- **Your assignment**: As you restate the entries, keep every word intact and leave out whatever images they hold.

- **Records to process**:
[Start of section]
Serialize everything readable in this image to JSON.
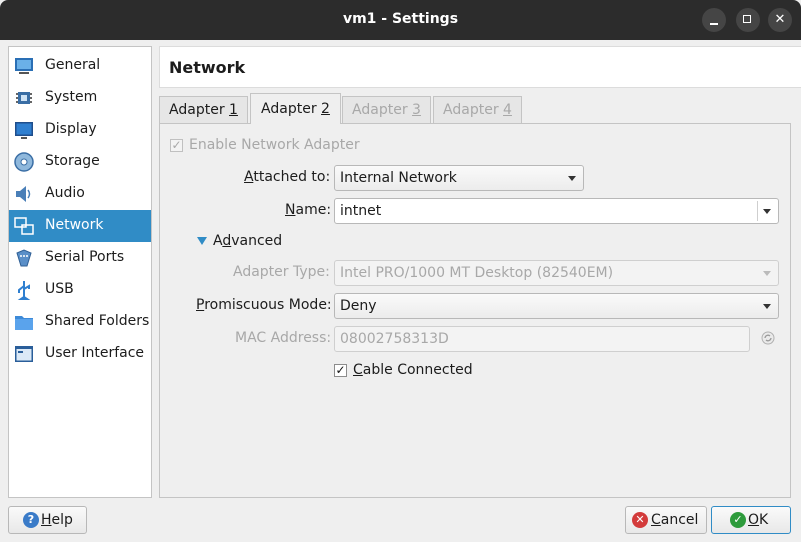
{
  "window": {
    "title": "vm1 - Settings",
    "controls": [
      "minimize",
      "maximize",
      "close"
    ]
  },
  "sidebar": {
    "items": [
      {
        "label": "General",
        "icon": "general-icon"
      },
      {
        "label": "System",
        "icon": "system-chip-icon"
      },
      {
        "label": "Display",
        "icon": "display-monitor-icon"
      },
      {
        "label": "Storage",
        "icon": "storage-disk-icon"
      },
      {
        "label": "Audio",
        "icon": "audio-speaker-icon"
      },
      {
        "label": "Network",
        "icon": "network-icon"
      },
      {
        "label": "Serial Ports",
        "icon": "serial-ports-icon"
      },
      {
        "label": "USB",
        "icon": "usb-icon"
      },
      {
        "label": "Shared Folders",
        "icon": "shared-folder-icon"
      },
      {
        "label": "User Interface",
        "icon": "user-interface-icon"
      }
    ],
    "selected": "Network"
  },
  "page_title": "Network",
  "tabs": [
    {
      "pre": "Adapter ",
      "key": "1",
      "state": "normal"
    },
    {
      "pre": "Adapter ",
      "key": "2",
      "state": "selected"
    },
    {
      "pre": "Adapter ",
      "key": "3",
      "state": "disabled"
    },
    {
      "pre": "Adapter ",
      "key": "4",
      "state": "disabled"
    }
  ],
  "form": {
    "enable_adapter": {
      "label": "Enable Network Adapter",
      "checked": true,
      "disabled": true
    },
    "attached_to": {
      "label_key": "A",
      "label_rest": "ttached to:",
      "value": "Internal Network"
    },
    "name": {
      "label_key": "N",
      "label_rest": "ame:",
      "value": "intnet"
    },
    "advanced": {
      "label_key": "d",
      "label_pre": "A",
      "label_rest": "vanced"
    },
    "adapter_type": {
      "label": "Adapter Type:",
      "value": "Intel PRO/1000 MT Desktop (82540EM)",
      "disabled": true
    },
    "promiscuous_mode": {
      "label_key": "P",
      "label_rest": "romiscuous Mode:",
      "value": "Deny"
    },
    "mac_address": {
      "label": "MAC Address:",
      "value": "08002758313D",
      "disabled": true
    },
    "cable_connected": {
      "label_key": "C",
      "label_rest": "able Connected",
      "checked": true
    }
  },
  "buttons": {
    "help": {
      "key": "H",
      "rest": "elp",
      "icon": "help-icon"
    },
    "cancel": {
      "key": "C",
      "rest": "ancel",
      "icon": "cancel-icon"
    },
    "ok": {
      "key": "O",
      "rest": "K",
      "icon": "ok-check-icon"
    }
  },
  "colors": {
    "accent": "#308cc6",
    "titlebar": "#2c2c2c",
    "cancel_icon": "#d33b3b",
    "ok_icon": "#2e9b3c"
  }
}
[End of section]
- **Exercise response**:
Serialize everything readable in this image to JSON.
{
  "window": {
    "title": "vm1 - Settings",
    "controls": [
      "minimize",
      "maximize",
      "close"
    ]
  },
  "sidebar": {
    "items": [
      {
        "label": "General",
        "icon": "general-icon"
      },
      {
        "label": "System",
        "icon": "system-chip-icon"
      },
      {
        "label": "Display",
        "icon": "display-monitor-icon"
      },
      {
        "label": "Storage",
        "icon": "storage-disk-icon"
      },
      {
        "label": "Audio",
        "icon": "audio-speaker-icon"
      },
      {
        "label": "Network",
        "icon": "network-icon"
      },
      {
        "label": "Serial Ports",
        "icon": "serial-ports-icon"
      },
      {
        "label": "USB",
        "icon": "usb-icon"
      },
      {
        "label": "Shared Folders",
        "icon": "shared-folder-icon"
      },
      {
        "label": "User Interface",
        "icon": "user-interface-icon"
      }
    ],
    "selected": "Network"
  },
  "page_title": "Network",
  "tabs": [
    {
      "pre": "Adapter ",
      "key": "1",
      "state": "normal"
    },
    {
      "pre": "Adapter ",
      "key": "2",
      "state": "selected"
    },
    {
      "pre": "Adapter ",
      "key": "3",
      "state": "disabled"
    },
    {
      "pre": "Adapter ",
      "key": "4",
      "state": "disabled"
    }
  ],
  "form": {
    "enable_adapter": {
      "label": "Enable Network Adapter",
      "checked": true,
      "disabled": true
    },
    "attached_to": {
      "label_key": "A",
      "label_rest": "ttached to:",
      "value": "Internal Network"
    },
    "name": {
      "label_key": "N",
      "label_rest": "ame:",
      "value": "intnet"
    },
    "advanced": {
      "label_key": "d",
      "label_pre": "A",
      "label_rest": "vanced"
    },
    "adapter_type": {
      "label": "Adapter Type:",
      "value": "Intel PRO/1000 MT Desktop (82540EM)",
      "disabled": true
    },
    "promiscuous_mode": {
      "label_key": "P",
      "label_rest": "romiscuous Mode:",
      "value": "Deny"
    },
    "mac_address": {
      "label": "MAC Address:",
      "value": "08002758313D",
      "disabled": true
    },
    "cable_connected": {
      "label_key": "C",
      "label_rest": "able Connected",
      "checked": true
    }
  },
  "buttons": {
    "help": {
      "key": "H",
      "rest": "elp",
      "icon": "help-icon"
    },
    "cancel": {
      "key": "C",
      "rest": "ancel",
      "icon": "cancel-icon"
    },
    "ok": {
      "key": "O",
      "rest": "K",
      "icon": "ok-check-icon"
    }
  },
  "colors": {
    "accent": "#308cc6",
    "titlebar": "#2c2c2c",
    "cancel_icon": "#d33b3b",
    "ok_icon": "#2e9b3c"
  }
}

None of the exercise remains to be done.